- [Work to complete] Write out each line from the data below that includes the word "this".

- [Stored items]
····················
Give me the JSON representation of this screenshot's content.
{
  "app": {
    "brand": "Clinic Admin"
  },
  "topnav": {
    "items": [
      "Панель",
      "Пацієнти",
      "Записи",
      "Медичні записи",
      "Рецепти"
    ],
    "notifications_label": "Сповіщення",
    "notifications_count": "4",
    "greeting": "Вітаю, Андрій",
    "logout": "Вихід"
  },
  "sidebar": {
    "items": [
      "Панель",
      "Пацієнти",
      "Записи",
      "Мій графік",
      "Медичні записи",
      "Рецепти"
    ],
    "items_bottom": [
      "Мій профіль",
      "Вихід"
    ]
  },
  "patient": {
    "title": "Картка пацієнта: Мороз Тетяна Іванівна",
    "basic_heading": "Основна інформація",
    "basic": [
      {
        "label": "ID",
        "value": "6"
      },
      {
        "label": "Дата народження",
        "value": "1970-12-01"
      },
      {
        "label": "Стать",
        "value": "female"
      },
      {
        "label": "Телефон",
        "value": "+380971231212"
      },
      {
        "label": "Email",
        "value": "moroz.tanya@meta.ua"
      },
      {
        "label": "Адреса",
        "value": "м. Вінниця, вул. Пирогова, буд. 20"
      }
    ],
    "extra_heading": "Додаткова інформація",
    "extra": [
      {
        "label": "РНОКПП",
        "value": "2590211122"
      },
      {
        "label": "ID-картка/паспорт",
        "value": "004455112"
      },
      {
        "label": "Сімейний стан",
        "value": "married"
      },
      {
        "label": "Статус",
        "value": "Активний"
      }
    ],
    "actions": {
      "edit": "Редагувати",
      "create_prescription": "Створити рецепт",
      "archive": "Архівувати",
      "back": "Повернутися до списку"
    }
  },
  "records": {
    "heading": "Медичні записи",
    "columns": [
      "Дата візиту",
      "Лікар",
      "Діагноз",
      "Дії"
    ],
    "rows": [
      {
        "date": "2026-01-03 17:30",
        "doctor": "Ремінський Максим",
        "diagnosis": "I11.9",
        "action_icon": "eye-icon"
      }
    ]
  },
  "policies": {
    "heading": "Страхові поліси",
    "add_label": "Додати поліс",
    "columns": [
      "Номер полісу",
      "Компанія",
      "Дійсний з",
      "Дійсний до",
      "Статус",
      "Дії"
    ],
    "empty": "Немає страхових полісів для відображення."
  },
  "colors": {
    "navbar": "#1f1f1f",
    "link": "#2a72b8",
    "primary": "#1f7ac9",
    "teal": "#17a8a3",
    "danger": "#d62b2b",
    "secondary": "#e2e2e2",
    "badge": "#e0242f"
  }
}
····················
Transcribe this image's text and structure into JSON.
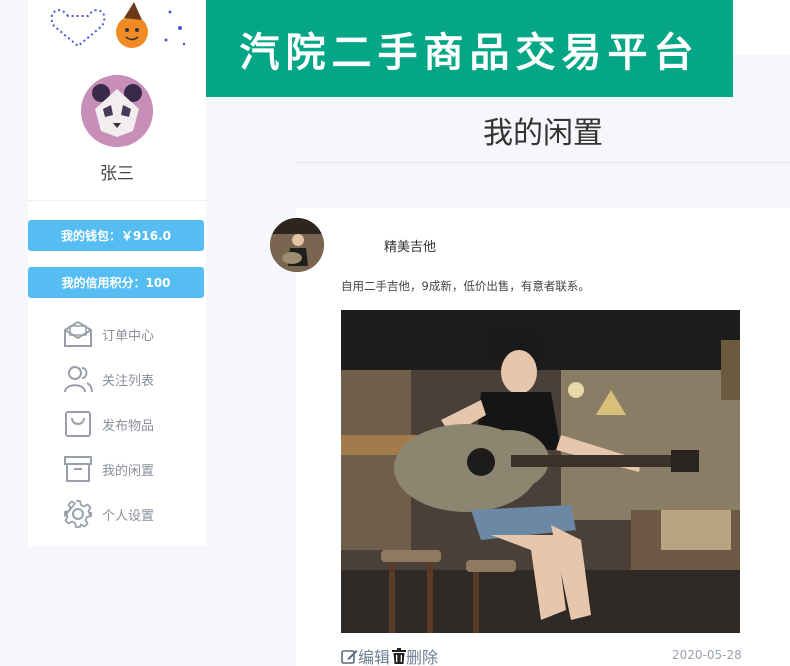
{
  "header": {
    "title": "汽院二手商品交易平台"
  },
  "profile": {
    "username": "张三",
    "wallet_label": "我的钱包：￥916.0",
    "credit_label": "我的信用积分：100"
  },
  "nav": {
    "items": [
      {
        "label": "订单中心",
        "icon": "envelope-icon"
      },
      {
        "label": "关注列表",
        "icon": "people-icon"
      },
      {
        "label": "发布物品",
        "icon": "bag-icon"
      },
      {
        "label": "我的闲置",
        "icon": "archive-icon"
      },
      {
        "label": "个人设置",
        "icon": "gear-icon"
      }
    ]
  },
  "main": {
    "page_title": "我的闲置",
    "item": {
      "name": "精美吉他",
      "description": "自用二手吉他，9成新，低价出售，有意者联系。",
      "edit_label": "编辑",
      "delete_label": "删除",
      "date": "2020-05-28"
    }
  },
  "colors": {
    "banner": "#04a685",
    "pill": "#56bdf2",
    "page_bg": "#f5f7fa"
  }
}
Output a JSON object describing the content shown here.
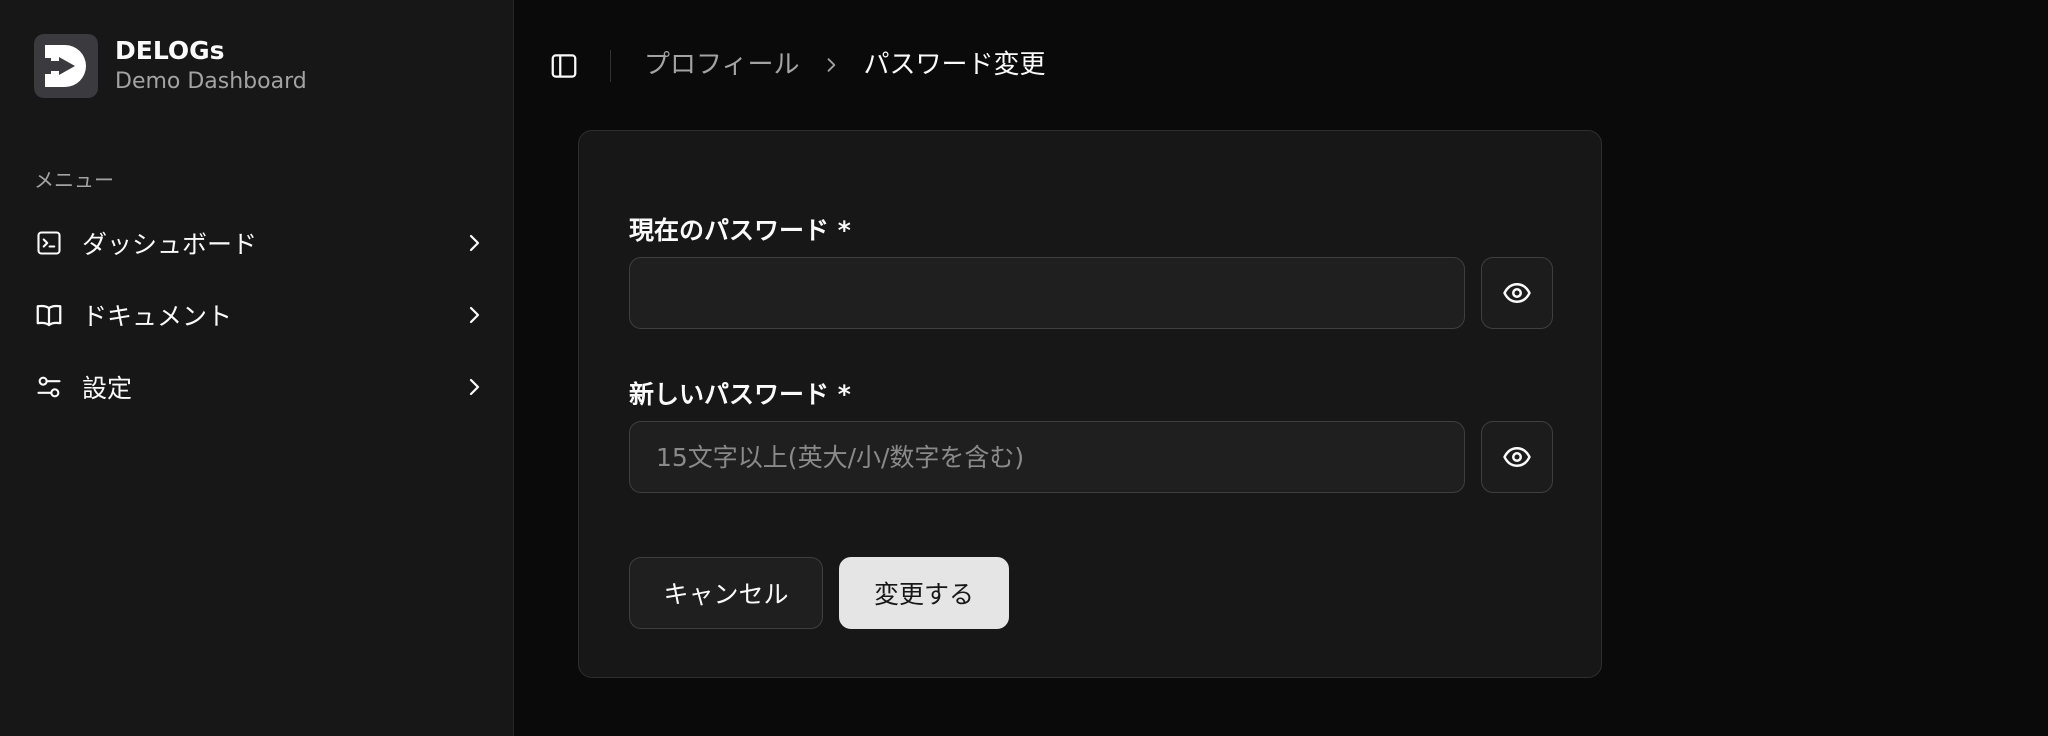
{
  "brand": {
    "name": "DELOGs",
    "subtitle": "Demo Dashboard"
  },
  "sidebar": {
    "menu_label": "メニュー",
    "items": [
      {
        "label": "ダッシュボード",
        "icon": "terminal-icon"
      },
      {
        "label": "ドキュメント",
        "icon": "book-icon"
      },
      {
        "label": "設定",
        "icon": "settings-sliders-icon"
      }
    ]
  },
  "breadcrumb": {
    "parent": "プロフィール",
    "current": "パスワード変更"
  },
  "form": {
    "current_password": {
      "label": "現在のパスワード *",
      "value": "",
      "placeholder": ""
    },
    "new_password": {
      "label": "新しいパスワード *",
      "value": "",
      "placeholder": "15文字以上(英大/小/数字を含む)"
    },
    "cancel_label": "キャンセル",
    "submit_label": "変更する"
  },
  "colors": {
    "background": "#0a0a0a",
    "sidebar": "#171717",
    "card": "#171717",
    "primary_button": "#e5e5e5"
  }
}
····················
- [Task answer]
Give me the JSON representation of this screenshot's content.
Transcribe this image's text and structure into JSON.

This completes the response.